* **Input data**

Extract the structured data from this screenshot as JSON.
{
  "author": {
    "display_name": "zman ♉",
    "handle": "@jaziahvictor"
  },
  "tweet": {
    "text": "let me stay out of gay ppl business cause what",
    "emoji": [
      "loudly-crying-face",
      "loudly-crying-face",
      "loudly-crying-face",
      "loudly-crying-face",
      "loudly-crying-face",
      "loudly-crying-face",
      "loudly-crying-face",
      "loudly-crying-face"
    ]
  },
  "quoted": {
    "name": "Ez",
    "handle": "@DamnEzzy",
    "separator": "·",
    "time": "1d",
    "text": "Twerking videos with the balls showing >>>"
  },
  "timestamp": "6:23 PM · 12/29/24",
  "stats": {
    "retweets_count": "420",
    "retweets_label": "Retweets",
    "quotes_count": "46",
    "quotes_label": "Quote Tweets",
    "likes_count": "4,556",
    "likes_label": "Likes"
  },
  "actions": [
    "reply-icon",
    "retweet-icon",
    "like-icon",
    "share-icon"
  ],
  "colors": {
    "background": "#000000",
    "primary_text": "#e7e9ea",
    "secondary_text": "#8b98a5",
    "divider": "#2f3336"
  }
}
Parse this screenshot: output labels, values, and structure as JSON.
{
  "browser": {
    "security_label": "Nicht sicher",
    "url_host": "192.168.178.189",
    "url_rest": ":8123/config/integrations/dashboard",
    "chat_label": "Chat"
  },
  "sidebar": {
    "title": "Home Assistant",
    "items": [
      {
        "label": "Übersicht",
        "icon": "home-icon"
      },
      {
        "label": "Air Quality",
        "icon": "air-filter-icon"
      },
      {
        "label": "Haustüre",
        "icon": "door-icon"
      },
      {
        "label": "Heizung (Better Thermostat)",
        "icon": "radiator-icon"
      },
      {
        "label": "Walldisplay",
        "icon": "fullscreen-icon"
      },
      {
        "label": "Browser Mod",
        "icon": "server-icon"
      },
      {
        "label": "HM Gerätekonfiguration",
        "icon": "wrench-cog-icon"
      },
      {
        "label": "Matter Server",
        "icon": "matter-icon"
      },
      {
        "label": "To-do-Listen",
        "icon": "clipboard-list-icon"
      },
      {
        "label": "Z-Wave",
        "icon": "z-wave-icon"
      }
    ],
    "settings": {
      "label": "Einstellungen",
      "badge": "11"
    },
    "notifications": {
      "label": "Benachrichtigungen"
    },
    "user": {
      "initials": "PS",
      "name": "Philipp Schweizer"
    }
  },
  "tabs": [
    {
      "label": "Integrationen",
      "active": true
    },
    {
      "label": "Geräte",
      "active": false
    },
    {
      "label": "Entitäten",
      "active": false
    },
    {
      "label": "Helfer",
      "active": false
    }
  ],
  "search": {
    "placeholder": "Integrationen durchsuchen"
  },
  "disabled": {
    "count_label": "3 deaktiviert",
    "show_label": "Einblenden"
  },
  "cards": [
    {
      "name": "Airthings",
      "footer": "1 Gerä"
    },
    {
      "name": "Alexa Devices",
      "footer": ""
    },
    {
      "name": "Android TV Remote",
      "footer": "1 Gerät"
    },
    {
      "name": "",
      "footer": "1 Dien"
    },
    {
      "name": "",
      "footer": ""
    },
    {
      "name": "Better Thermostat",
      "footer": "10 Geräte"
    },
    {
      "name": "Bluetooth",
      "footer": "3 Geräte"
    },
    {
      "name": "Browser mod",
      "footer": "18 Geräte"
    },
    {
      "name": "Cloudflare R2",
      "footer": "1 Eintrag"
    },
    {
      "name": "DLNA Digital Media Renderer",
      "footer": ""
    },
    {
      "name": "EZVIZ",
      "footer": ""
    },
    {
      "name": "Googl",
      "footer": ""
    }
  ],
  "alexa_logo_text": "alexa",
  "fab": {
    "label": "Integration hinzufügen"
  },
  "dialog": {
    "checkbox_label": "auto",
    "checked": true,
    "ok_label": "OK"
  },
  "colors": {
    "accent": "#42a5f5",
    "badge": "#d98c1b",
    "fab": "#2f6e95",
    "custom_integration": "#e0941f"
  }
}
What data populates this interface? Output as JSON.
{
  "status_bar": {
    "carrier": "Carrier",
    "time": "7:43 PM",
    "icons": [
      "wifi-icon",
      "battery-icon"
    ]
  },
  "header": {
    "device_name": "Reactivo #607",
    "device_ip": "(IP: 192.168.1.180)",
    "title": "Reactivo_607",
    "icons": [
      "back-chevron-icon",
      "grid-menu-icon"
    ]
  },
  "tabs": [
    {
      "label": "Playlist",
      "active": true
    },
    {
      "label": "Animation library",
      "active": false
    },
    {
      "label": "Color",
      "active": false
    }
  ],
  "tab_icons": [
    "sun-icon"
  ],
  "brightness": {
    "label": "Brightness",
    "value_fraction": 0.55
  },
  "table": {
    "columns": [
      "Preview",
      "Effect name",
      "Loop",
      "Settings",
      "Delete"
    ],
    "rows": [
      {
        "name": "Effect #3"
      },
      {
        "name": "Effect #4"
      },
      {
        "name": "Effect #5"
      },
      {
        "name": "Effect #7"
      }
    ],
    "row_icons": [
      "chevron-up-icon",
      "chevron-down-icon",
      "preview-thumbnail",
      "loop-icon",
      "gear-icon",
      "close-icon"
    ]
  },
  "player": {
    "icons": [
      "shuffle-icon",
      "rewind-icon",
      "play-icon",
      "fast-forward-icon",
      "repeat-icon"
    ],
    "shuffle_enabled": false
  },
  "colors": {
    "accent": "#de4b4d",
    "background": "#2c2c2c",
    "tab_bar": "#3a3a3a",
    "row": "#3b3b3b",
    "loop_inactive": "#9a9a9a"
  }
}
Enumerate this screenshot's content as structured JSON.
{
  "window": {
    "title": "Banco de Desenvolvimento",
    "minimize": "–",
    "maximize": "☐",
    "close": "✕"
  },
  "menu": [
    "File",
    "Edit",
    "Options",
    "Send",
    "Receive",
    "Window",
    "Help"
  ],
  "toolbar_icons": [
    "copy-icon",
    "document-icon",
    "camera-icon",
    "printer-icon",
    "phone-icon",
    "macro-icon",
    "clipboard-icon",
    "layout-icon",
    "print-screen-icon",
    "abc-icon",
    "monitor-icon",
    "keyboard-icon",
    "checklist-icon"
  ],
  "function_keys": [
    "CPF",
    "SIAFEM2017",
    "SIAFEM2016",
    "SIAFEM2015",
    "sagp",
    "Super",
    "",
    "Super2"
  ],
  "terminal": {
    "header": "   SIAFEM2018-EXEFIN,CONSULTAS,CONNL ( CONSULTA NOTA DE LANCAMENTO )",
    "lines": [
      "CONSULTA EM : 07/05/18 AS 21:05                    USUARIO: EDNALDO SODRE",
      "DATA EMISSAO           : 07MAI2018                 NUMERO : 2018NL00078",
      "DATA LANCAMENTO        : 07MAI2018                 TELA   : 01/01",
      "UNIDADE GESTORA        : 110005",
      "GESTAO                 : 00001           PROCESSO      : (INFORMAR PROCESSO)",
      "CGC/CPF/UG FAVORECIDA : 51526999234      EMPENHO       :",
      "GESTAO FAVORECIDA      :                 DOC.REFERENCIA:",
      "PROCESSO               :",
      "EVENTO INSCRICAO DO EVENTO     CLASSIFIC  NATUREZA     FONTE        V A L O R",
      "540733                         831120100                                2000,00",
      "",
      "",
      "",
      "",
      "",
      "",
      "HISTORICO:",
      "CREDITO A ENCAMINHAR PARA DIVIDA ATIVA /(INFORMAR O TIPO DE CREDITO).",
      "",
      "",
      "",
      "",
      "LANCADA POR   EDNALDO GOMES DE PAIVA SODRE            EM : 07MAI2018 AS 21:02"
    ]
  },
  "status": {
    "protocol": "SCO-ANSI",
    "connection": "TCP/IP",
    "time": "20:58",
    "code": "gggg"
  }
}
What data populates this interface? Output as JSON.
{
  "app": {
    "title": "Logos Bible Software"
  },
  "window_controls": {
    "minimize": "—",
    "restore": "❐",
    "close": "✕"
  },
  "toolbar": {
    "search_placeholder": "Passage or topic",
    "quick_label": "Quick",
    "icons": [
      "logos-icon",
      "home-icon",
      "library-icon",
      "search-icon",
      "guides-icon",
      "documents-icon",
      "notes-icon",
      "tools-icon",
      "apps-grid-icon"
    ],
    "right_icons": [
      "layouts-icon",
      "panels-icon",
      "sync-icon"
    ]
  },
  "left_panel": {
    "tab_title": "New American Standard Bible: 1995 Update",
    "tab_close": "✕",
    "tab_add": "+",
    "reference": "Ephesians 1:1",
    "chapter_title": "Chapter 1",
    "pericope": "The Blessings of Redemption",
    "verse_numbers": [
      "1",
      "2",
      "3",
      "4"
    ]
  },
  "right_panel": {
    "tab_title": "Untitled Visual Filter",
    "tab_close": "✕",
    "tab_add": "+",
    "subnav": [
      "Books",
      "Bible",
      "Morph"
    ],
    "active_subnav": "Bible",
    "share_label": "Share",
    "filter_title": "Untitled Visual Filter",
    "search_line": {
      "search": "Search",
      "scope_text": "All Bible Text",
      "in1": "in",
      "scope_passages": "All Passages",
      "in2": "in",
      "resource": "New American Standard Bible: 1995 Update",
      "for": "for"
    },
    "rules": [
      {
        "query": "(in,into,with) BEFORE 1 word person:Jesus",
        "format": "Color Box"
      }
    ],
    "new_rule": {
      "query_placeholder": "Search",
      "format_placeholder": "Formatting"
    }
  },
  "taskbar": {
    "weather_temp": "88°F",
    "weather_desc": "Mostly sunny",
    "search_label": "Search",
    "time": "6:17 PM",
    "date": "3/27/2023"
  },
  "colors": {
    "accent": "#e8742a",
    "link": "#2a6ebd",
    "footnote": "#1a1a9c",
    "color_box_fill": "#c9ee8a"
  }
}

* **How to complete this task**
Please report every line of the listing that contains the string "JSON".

* **Response to this exercise**
Extract the structured data from this screenshot as JSON.
Parse this screenshot: output labels, values, and structure as JSON.
What data populates this interface? Output as JSON.
Enumerate this screenshot's content as structured JSON.
What data populates this interface? Output as JSON.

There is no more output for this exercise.